**Task details:**
The reply has to be a number alone, equal to how many lines in the entries below hold the string "author".
═══ Provided data
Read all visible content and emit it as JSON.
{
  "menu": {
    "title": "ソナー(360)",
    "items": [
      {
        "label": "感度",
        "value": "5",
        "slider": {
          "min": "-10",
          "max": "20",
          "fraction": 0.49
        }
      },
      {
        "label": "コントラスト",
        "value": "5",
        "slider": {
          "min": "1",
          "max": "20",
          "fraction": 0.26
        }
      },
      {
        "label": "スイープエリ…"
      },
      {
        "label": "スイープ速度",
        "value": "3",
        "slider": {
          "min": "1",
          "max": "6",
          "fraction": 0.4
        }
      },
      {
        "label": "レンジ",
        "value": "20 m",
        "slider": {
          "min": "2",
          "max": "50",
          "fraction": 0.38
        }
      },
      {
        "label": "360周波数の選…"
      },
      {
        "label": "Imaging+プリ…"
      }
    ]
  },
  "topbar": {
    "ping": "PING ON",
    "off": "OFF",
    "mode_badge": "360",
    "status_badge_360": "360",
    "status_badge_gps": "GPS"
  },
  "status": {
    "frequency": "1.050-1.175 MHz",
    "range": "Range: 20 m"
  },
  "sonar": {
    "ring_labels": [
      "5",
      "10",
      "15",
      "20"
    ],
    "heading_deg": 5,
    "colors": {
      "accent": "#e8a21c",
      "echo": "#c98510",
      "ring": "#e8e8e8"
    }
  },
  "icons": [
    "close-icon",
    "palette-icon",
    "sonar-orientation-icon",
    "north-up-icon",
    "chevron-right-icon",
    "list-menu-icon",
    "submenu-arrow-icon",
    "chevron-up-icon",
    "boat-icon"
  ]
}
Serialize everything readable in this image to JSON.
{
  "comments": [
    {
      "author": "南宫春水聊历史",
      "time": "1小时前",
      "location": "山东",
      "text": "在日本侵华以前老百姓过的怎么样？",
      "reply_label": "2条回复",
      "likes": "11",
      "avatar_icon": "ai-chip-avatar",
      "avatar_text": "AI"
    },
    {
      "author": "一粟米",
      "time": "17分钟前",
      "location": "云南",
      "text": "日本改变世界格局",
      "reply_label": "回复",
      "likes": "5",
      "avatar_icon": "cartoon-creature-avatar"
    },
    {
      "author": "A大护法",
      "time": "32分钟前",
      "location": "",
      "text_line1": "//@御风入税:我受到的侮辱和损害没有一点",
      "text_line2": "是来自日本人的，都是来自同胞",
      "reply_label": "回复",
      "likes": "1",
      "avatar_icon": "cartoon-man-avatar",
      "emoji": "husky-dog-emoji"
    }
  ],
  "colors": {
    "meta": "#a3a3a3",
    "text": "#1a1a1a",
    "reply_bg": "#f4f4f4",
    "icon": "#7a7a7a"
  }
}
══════
**Expected answer:**
3